(Democracy Now!) The body of 36-year-old Italian peace activist Vittorio Arrigoni was found in Gaza shortly after his captors posted video of him blindfolded and bloodied. They had vowed to execute him unless their group’s leader was freed from custody by Gaza’s Hamas-led government. Arrigoni was a member of the International Solidarity Movement, a Palestinian-led movement that uses nonviolent and direct action methods to oppose the Israeli occupation. He had lived in Gaza since 2008 after arriving on a boat carrying humanitarian aid. We speak to Huwaida Arraf, a friend of Vittorio’s and co-founder of the International Solidarity Movement.
JUAN GONZALEZ: An Italian peace activist has been slain in the Gaza Strip following his abduction by Palestinian militants. The body of 36-year-old Vittorio Arrigoni was found shortly after his captors posted video of him blindfolded and bloodied. They had vowed to execute him unless their group’s leader was freed from custody by Gaza’s Hamas-led government.
Arrigoni was a member of the International Solidarity Movement, a Palestinian-led movement that uses nonviolence, direct action methods, to oppose the Israeli occupation. He had lived in Gaza since 2008, after arriving on a boat carrying humanitarian aid. He spoke to the news agency Reuters in 2008, soon after his arrival.
VITTORIO ARRIGONI: So happy to see all these people, because we are here to try to help these people, but especially because we love you. We love Palestine.

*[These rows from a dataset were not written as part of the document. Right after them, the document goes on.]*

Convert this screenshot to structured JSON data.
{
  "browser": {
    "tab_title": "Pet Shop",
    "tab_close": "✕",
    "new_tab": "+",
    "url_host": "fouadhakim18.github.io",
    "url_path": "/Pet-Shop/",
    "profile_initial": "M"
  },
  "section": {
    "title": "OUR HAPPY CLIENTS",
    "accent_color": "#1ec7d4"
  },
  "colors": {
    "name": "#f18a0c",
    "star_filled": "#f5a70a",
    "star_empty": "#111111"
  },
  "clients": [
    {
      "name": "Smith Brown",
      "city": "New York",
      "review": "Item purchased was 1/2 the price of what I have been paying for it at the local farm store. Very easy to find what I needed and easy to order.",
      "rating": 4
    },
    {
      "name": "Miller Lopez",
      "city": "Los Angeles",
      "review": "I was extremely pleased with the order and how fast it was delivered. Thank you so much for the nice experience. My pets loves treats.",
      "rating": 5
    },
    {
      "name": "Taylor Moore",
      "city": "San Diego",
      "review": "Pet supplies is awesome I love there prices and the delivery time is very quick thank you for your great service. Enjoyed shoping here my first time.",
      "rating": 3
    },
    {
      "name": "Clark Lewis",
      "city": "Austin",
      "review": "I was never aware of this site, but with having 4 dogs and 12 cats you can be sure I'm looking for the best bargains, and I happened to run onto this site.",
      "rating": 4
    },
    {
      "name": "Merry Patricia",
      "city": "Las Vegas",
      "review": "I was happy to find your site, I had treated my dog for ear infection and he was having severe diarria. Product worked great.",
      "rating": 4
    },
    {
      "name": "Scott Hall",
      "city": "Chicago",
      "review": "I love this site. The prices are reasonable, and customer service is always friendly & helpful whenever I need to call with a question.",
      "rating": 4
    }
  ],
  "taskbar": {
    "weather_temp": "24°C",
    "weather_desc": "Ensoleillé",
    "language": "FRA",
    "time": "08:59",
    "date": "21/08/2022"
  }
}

And we want that you have the same human rights that all the other people of the world they have, the same rights that Israel, and they have the same rights the Italians have.
AMY GOODMAN: That was Vittorio Arrigoni speaking in 2008. In 2009, he wrote the book Gaza: Stay Human, about Israel’s 22-day assault on Gaza.
Joining us now is Huwaida Arraf, a friend of Vittorio’s, co-founder of the International Solidarity Movement, speaking to us from Bethlehem.
Huwaida, tell us what happened, what you understand happened to Vittorio.
HUWAIDA ARRAF: We are still piecing together the information. It was late yesterday when we discovered that Vittorio was indeed being held captive. It was—we had suspected that something was wrong, because we hadn’t heard from him in a while. And then the video popped up on the internet, showing him bound and blindfolded, with his face a little bit swollen and bloodied.
Despite that—we started working right away, talking to everyone we knew, putting out an appeal to secure his release, and making sure that whoever had him knew what a tireless advocate for Palestinian rights Vittorio was. But, you know, even the horror of seeing that video and knowing that he was being held in that state, we didn’t think—it didn’t really cross our mind that they could harm him. He is such a beautiful soul. Anyone coming into contact with him would know just how committed he was. And I was sure that just if his captors would talk to him, they would see that, you know, [inaudible].
And in the middle of the night, when [inaudible] put out that his body was found, and for a while we didn’t know. We were hoping it was not true, because none of us had seen it yet. Then within, you know, less than an hour, the ISM activist that we had down in Gaza went over to the hospital, and they positively identified his body.
But why [inaudible] took him and why—because lots of people are now—at first said it was a Salafi group, and what was written on the internet in this hostage video made it seem that way. And now various groups are denying. The various Salafi groups in Gaza are having a meeting today to actually come out with a statement condemning this kind of action. And there’s a lot of speculation.
All I know and all I could say is that Vittorio has one of the most beautiful souls, big heart, of anybody I’ve ever had the honor of meeting. And his killing is truly a loss for—you know, not just for those of us who knew him, but for all of Palestine.
AMY GOODMAN: The Salafi leader Iyad Ash-Shami said Friday Salafi groups were not involved in the murder of Vittorio. That’s the statement. And we will continue to follow this. Huwaida, we’re so sorry, and our condolences to you and your organization.
HUWAIDA ARRAF: Thank you, Amy.
AMY GOODMAN: Huwaida Arraf, speaking to us from Bethlehem, founder of the International Solidarity Movement and chairperson of the Free Gaza Movement.